▸ Required action: Print each line below verbatim, skipping every picture.

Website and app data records

= = =

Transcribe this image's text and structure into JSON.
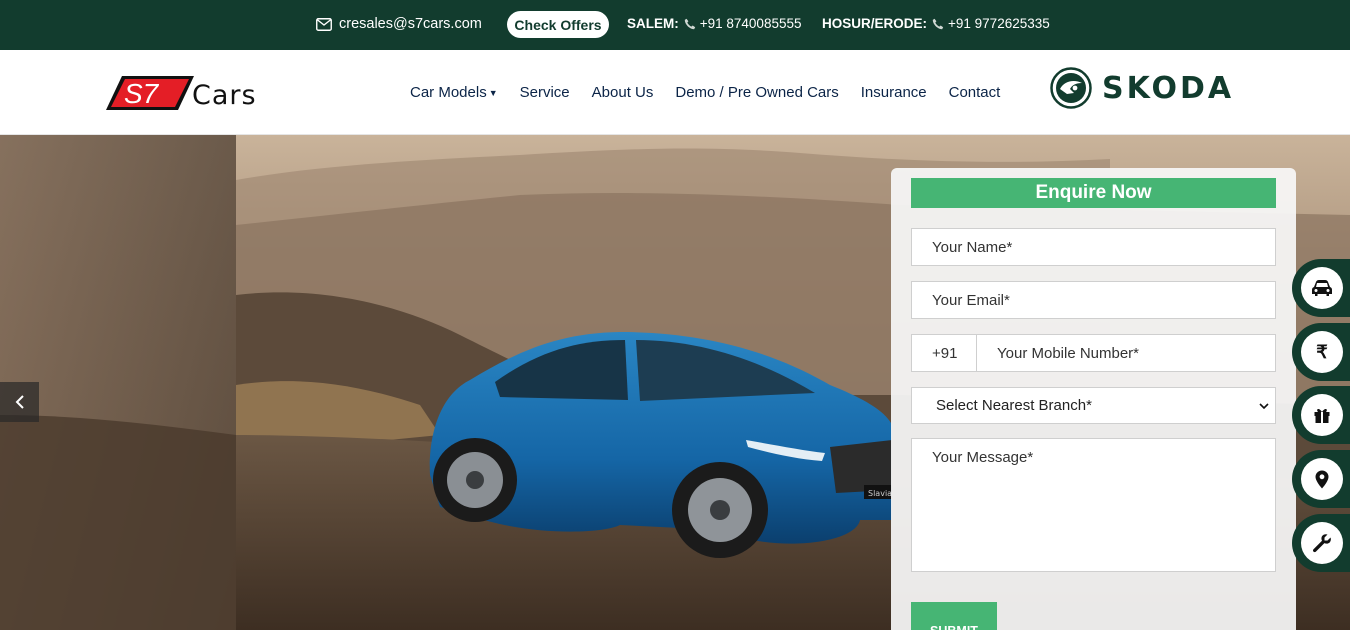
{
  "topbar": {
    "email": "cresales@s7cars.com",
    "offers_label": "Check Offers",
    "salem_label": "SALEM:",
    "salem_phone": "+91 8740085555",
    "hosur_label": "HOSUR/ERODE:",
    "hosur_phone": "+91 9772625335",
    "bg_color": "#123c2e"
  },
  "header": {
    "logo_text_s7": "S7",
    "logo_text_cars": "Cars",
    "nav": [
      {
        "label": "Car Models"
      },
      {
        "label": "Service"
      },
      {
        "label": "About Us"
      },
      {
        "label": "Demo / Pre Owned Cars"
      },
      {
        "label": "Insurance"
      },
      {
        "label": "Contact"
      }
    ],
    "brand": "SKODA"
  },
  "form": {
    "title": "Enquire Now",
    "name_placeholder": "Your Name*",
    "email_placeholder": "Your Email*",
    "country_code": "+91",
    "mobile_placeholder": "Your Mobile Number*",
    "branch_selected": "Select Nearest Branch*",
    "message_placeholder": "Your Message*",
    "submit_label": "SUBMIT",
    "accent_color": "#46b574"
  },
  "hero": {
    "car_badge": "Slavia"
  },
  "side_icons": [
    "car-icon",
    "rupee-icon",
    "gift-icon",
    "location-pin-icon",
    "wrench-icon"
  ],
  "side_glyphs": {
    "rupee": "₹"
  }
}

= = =

▸ Your solution:
Transcribe this image's text and structure into JSON.
{
  "topbar": {
    "email": "cresales@s7cars.com",
    "offers_label": "Check Offers",
    "salem_label": "SALEM:",
    "salem_phone": "+91 8740085555",
    "hosur_label": "HOSUR/ERODE:",
    "hosur_phone": "+91 9772625335",
    "bg_color": "#123c2e"
  },
  "header": {
    "logo_text_s7": "S7",
    "logo_text_cars": "Cars",
    "nav": [
      {
        "label": "Car Models"
      },
      {
        "label": "Service"
      },
      {
        "label": "About Us"
      },
      {
        "label": "Demo / Pre Owned Cars"
      },
      {
        "label": "Insurance"
      },
      {
        "label": "Contact"
      }
    ],
    "brand": "SKODA"
  },
  "form": {
    "title": "Enquire Now",
    "name_placeholder": "Your Name*",
    "email_placeholder": "Your Email*",
    "country_code": "+91",
    "mobile_placeholder": "Your Mobile Number*",
    "branch_selected": "Select Nearest Branch*",
    "message_placeholder": "Your Message*",
    "submit_label": "SUBMIT",
    "accent_color": "#46b574"
  },
  "hero": {
    "car_badge": "Slavia"
  },
  "side_icons": [
    "car-icon",
    "rupee-icon",
    "gift-icon",
    "location-pin-icon",
    "wrench-icon"
  ],
  "side_glyphs": {
    "rupee": "₹"
  }
}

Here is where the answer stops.